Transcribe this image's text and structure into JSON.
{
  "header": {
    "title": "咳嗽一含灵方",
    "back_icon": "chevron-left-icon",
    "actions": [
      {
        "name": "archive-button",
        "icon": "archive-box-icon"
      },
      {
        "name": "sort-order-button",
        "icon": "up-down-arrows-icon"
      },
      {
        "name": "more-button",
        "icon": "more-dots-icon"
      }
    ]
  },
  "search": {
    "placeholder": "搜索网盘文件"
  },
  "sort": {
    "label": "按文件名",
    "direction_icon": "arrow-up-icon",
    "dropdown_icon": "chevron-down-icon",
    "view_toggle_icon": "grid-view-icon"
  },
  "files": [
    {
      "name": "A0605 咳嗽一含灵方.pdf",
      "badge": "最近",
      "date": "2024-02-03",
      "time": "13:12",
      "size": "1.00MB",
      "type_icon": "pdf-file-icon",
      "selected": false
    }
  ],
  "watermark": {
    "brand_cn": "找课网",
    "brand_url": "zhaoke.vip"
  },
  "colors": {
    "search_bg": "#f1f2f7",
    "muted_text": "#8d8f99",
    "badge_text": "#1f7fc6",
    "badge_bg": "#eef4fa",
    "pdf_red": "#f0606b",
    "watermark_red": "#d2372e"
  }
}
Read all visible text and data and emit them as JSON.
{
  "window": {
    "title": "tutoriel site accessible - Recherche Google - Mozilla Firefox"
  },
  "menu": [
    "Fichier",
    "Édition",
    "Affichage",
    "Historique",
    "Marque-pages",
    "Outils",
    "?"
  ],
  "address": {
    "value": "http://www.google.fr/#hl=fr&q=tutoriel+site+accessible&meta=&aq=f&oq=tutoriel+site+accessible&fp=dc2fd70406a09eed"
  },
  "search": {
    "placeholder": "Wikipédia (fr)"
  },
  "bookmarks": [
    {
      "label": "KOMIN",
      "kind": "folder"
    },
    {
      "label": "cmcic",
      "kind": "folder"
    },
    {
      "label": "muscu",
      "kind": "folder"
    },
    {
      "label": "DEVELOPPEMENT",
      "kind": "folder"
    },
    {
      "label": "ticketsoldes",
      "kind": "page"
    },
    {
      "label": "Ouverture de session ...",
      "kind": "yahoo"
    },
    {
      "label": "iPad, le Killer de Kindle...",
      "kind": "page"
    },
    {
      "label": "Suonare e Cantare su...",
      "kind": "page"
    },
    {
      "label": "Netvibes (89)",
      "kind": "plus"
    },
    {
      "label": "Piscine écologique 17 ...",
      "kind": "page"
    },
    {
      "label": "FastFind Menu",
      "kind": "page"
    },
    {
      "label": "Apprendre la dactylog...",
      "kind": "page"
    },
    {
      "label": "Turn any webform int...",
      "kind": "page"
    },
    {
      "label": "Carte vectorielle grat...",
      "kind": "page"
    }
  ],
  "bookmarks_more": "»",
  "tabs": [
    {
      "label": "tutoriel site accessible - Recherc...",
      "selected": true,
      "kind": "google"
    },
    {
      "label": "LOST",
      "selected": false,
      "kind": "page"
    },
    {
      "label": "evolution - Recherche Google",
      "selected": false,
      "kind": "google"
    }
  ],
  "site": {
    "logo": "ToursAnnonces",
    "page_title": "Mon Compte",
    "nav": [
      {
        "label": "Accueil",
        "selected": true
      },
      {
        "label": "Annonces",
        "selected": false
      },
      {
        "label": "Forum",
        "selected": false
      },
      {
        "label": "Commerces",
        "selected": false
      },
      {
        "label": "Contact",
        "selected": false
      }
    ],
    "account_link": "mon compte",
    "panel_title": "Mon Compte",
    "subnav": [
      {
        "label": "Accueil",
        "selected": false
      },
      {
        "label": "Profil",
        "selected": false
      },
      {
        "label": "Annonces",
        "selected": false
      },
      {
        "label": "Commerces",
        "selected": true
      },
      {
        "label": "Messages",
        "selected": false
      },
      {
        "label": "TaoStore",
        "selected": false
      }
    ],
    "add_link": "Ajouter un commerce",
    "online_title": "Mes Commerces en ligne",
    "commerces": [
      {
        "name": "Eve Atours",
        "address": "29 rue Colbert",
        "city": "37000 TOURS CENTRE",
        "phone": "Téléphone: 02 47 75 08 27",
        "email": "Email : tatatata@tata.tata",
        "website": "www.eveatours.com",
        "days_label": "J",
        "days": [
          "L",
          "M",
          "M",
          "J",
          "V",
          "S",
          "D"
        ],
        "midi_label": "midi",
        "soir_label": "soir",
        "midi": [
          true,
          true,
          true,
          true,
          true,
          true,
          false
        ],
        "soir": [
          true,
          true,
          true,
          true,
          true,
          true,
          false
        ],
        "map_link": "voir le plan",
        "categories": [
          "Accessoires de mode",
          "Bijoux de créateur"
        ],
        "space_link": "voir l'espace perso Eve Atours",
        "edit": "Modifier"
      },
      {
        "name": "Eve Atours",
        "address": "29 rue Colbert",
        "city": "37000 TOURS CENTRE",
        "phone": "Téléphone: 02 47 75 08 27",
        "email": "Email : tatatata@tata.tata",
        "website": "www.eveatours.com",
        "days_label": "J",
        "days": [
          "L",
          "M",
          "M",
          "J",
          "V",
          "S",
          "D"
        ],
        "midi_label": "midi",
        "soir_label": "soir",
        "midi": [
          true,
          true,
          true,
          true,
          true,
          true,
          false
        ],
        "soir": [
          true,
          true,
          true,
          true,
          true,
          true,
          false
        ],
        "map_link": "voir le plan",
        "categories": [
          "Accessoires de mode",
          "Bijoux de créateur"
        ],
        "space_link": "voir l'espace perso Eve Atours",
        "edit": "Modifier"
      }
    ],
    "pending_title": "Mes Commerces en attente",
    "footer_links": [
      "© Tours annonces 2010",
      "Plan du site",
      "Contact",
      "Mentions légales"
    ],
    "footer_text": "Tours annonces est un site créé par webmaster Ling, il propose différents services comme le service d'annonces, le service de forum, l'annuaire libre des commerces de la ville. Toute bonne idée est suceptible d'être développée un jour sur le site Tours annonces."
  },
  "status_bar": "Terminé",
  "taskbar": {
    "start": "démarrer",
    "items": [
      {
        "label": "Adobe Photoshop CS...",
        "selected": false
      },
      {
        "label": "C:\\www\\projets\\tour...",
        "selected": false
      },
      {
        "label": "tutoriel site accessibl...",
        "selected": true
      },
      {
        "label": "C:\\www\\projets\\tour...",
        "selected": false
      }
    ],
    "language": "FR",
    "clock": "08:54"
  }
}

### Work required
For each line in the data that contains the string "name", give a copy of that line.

### Solution below
        "name": "archive-button",
        "name": "sort-order-button",
        "name": "more-button",
      "name": "A0605 咳嗽一含灵方.pdf",
        "name": "Eve Atours",
        "name": "Eve Atours",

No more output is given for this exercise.